Multifilament strings are typically the most powerful when it comes to hitting the ball, but they tend to break easily because of the power they use. Monofilament strings are pretty much the opposite since they let you have control and are more durable.
You should pick your strings based on how you like to play, but do not worry if a racket that you like comes with a different kind of strings than the one you want. You can always replace the strings; it can take some time but it is fairly easy.
Other than getting wiped down after being used, you should always regularly check on the strings and the grip tape to make sure they are not becoming worn down. The last thing you need is your racket falling apart in your hands in the middle of a game, and it could happen even if there is a small fray in your strings.
If you notice that parts of your racket are starting to need replacing, you can get the replacement parts (grip tape, strings, etc.) easily either online or in a sporting goods section/store.
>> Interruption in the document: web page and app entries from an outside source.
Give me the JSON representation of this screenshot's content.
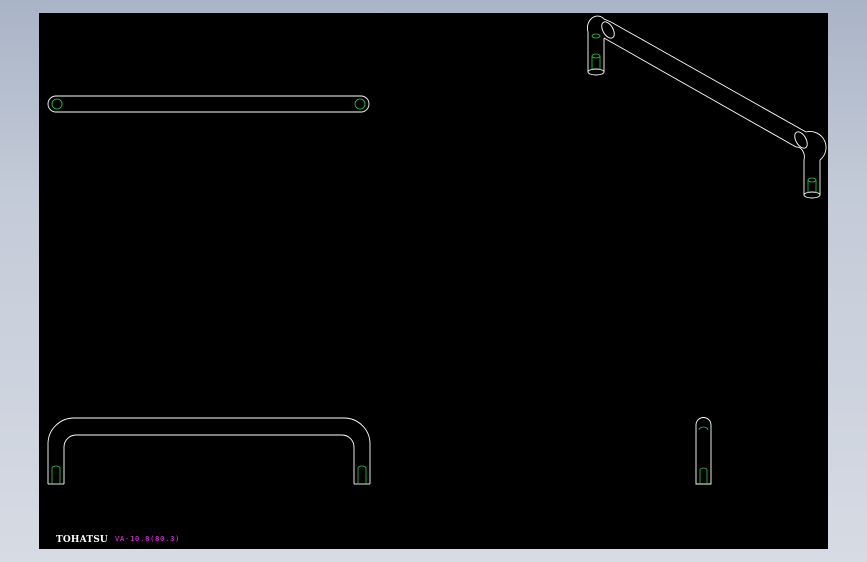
{
  "drawing": {
    "brand_text": "TOHATSU",
    "part_number": "VA-10.8(80.3)",
    "colors": {
      "sheet": "#000000",
      "outline": "#ffffff",
      "hidden_detail": "#22cc44",
      "annotation": "#ff33ff",
      "frame": "#b7c0cf"
    }
  }
}
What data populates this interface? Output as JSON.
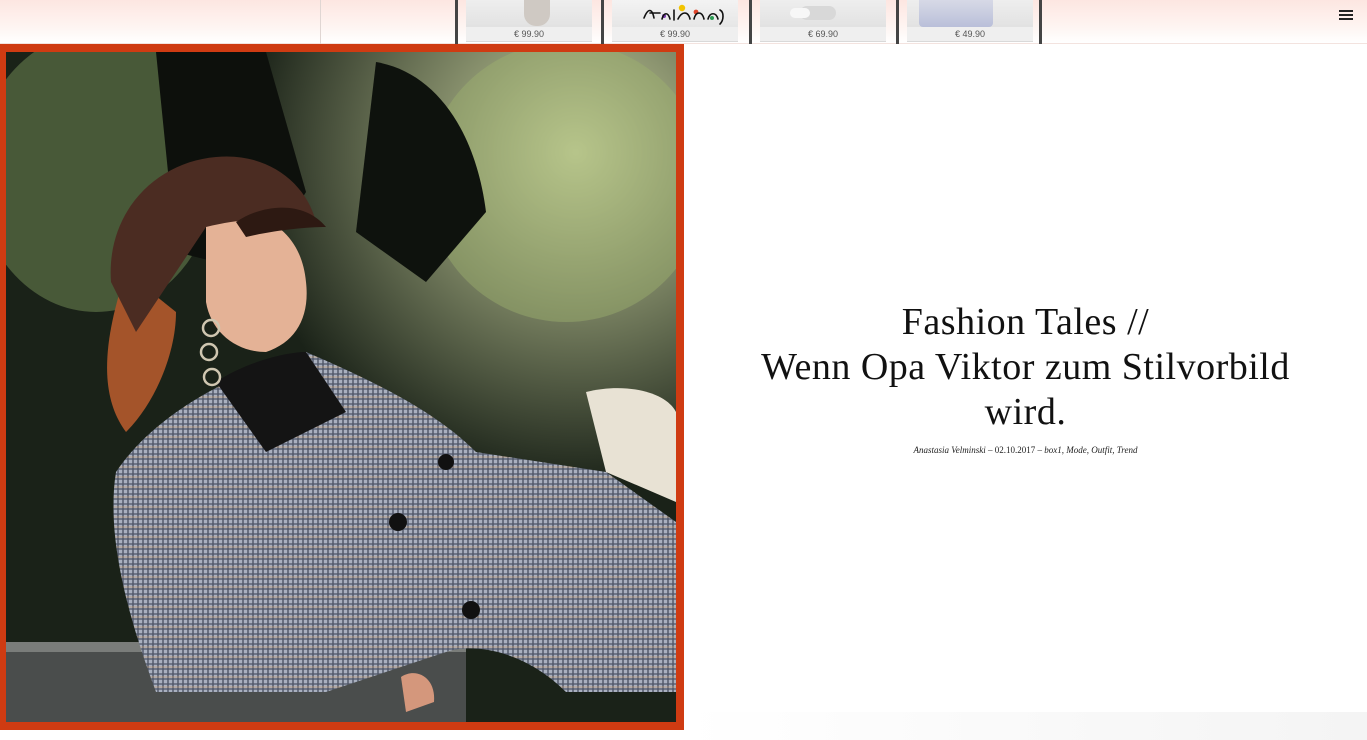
{
  "header": {
    "logo_alt": "This is Jane Wayne",
    "menu_icon": "hamburger-menu-icon",
    "products": [
      {
        "price": "€ 99.90"
      },
      {
        "price": "€ 99.90"
      },
      {
        "price": "€ 69.90"
      },
      {
        "price": "€ 49.90"
      }
    ]
  },
  "article": {
    "title_line1": "Fashion Tales //",
    "title_line2": "Wenn Opa Viktor zum Stilvorbild",
    "title_line3": "wird.",
    "author": "Anastasia Velminski",
    "separator1": " – ",
    "date": "02.10.2017",
    "separator2": " – ",
    "categories": [
      "box1",
      "Mode",
      "Outfit",
      "Trend"
    ]
  },
  "colors": {
    "frame": "#cf3b12",
    "topbar": "#fde6e1"
  }
}
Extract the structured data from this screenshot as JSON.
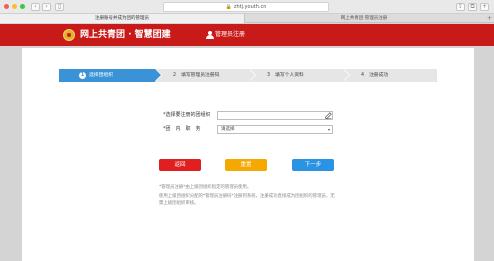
{
  "browser": {
    "url": "zhtj.youth.cn",
    "tabs": [
      {
        "label": "注册账号并成为团的管理员",
        "active": true
      },
      {
        "label": "网上共青团·管理员注册",
        "active": false
      }
    ]
  },
  "header": {
    "title": "网上共青团 · 智慧团建",
    "admin_register": "管理员注册"
  },
  "steps": [
    {
      "num": "1",
      "label": "选择团组织",
      "active": true
    },
    {
      "num": "2",
      "label": "填写管理员注册码",
      "active": false
    },
    {
      "num": "3",
      "label": "填写个人资料",
      "active": false
    },
    {
      "num": "4",
      "label": "注册成功",
      "active": false
    }
  ],
  "form": {
    "org_label": "*选择要注册的团组织",
    "org_value": "",
    "position_label": "*团　内　职　务",
    "position_value": "请选择"
  },
  "buttons": {
    "back": "返回",
    "reset": "重置",
    "next": "下一步"
  },
  "notes": [
    "*管理员注册*由上级团组织指定的管理员使用。",
    "使用上级团组织分配的*管理员注册码*注册到系统，注册成功直接成为团组织的管理员，无需上级团组织审核。"
  ]
}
If you have never changed strings before and you are having difficulty with it, some sporting goods stores will be happy to change them for you or show you how to change them, but you may have to pay a fee.
The Wilson Burn 100 Series Tennis Racket is probably the best when it comes to all of these rackets from the long lifespan along. True, the strings may or may not last that long depending on how you play, but the racket itself is pretty durable, an average size, it meets regulation requirements, and grip is one of the most comfortable there is.
Feel free to click the link so that you can check it out for yourself, and compare it with the other rackets to see if it is truly the best for you.